So its been a minute since the last blog, right? February I think? Aaaaand a few things have happened in that time. Job changes. Car crashes. All sorts of nasty things. But of the better occurrences was the Aurealis Awards – the first in person Speculative Fiction awards since 2019. Unfortunately, still being in the middle of a pandemic, there were plenty of people who couldn’t make it, but it was a start to getting back to seeing each other in person. For me, that was pretty exciting.
The other exciting bit was that with a few weeks notice and a number of YouTube tutorials later, we were still able to stream it via Facebook and Zoom, with (hopefully) the video going up on Aurealis Awards YouTube channel soon. Despite being somewhat on the stressful side, I think it was the good, exciting kind of stress, rather than the expectational and existential kind of stress.
The list of winners and finalists can be found on the Aurealis Awards website, and it was great to see so many people and works celebrated. Highlights included seeing current and former Canberrans (respectively) Lisa Fuller and Kathryn Barker take home a couple each, second placed member of the Most-Nominations-Without-A-Win Club Alan Baxter win a well deserved Aurealis for The Gulp, and the late Aiki Flinthart picking up an award for Best Anthology. If only have a few minutes to watch the Awards on YouTube or Facebook later, I highly recommend you watch the tributes to Aiki delivered by Pamela Jeffs and Gene Flynn. Heartfelt, a little sweary (by the request of Aiki’s family), and an incredibly just way to celebrate a wonderful person.
From a personal perspective, its was a little odd to realise that the vast majority of people in the room I had only ever known online.
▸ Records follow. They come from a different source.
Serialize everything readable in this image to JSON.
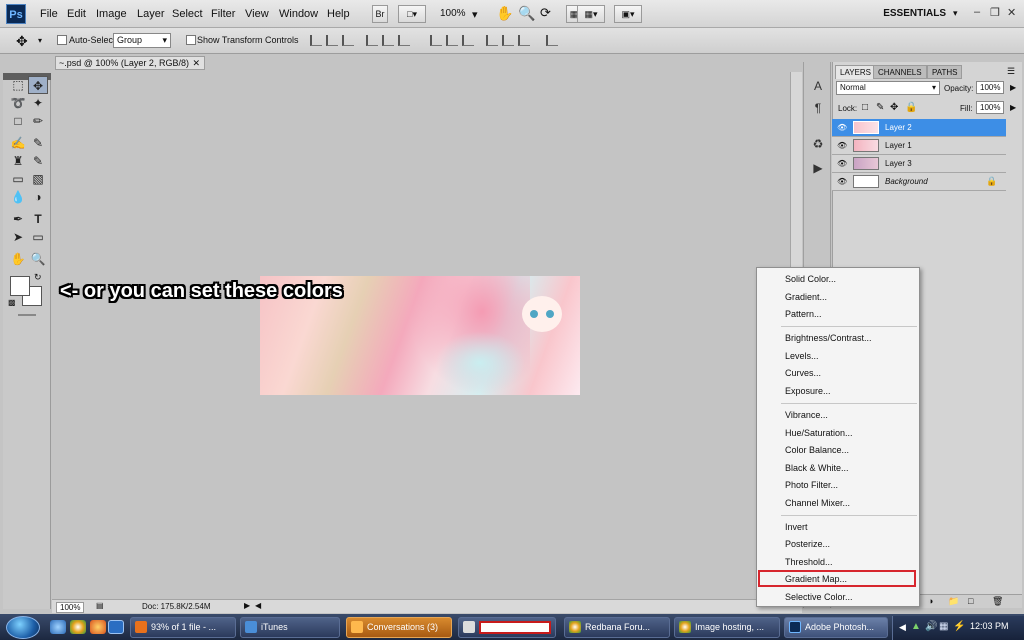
{
  "app": {
    "logo": "Ps",
    "menus": [
      "File",
      "Edit",
      "Image",
      "Layer",
      "Select",
      "Filter",
      "View",
      "Window",
      "Help"
    ],
    "bridge_btn": "Br",
    "zoom": "100%",
    "workspace": "ESSENTIALS"
  },
  "options": {
    "auto_select_label": "Auto-Select:",
    "auto_select_value": "Group",
    "transform_label": "Show Transform Controls"
  },
  "document": {
    "tab_title": "~.psd @ 100% (Layer 2, RGB/8)",
    "annotation": "<- or you can set these colors",
    "status_zoom": "100%",
    "status_doc": "Doc: 175.8K/2.54M"
  },
  "layers_panel": {
    "tabs": [
      "LAYERS",
      "CHANNELS",
      "PATHS"
    ],
    "blend_mode": "Normal",
    "opacity_label": "Opacity:",
    "opacity_value": "100%",
    "lock_label": "Lock:",
    "fill_label": "Fill:",
    "fill_value": "100%",
    "layers": [
      {
        "name": "Layer 2",
        "selected": true
      },
      {
        "name": "Layer 1",
        "selected": false
      },
      {
        "name": "Layer 3",
        "selected": false
      },
      {
        "name": "Background",
        "selected": false
      }
    ]
  },
  "adjustment_menu": {
    "items": [
      "Solid Color...",
      "Gradient...",
      "Pattern...",
      "Brightness/Contrast...",
      "Levels...",
      "Curves...",
      "Exposure...",
      "Vibrance...",
      "Hue/Saturation...",
      "Color Balance...",
      "Black & White...",
      "Photo Filter...",
      "Channel Mixer...",
      "Invert",
      "Posterize...",
      "Threshold...",
      "Gradient Map...",
      "Selective Color..."
    ],
    "highlighted": "Gradient Map..."
  },
  "taskbar": {
    "buttons": [
      "93% of 1 file - ...",
      "iTunes",
      "Conversations (3)",
      "",
      "Redbana Foru...",
      "Image hosting, ...",
      "Adobe Photosh..."
    ],
    "clock": "12:03 PM"
  },
  "colors": {
    "accent_selected_layer": "#3d8ee6",
    "highlight_box": "#d7262e"
  }
}
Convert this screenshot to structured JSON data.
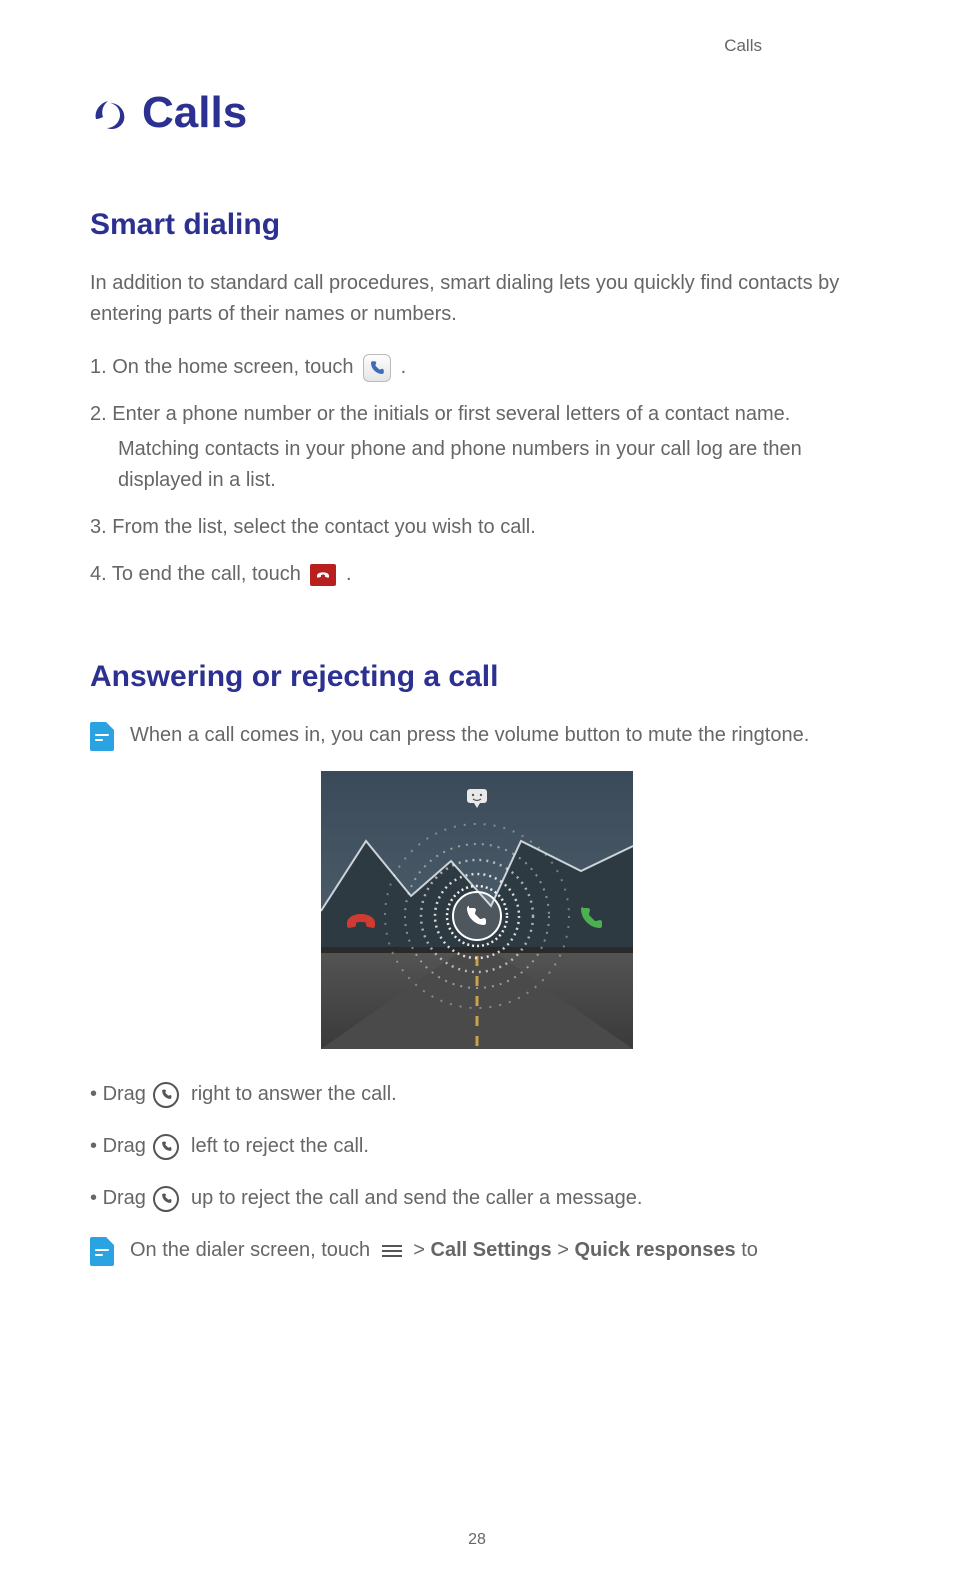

See, I was kind of part of the spec fic crowd before I moved back to Canberra, but I was more someone sticking their toe in the door and heading to the back of the room. I had made an effort to volunteer where I could for a few things, but it was only really when I moved back that I really got involved.
That of course, was in mid-2019. I attended one convention, and then the country/world shut down. Which meant that all the people I’ve spo
ken to, interviewed, profiled, or otherwise come across over the last few years – I have, as a general rule, never met until now. It was more than a little surreal.
I’m really looking forward to doing this again next year. There are no plans yet as to what form it will take (the active committee was not huge, and we need a break!), and with the world throwing plenty of curveballs, there is always a risk to events either in person or online. But likewise, the global situations may take a turn for the better, and it may mean more people can safely join in by then. It’s very much a ‘who knows’ scenario, another reason I’m glad we were able to get some of us together while we could. Hopefully next year, we can get even more.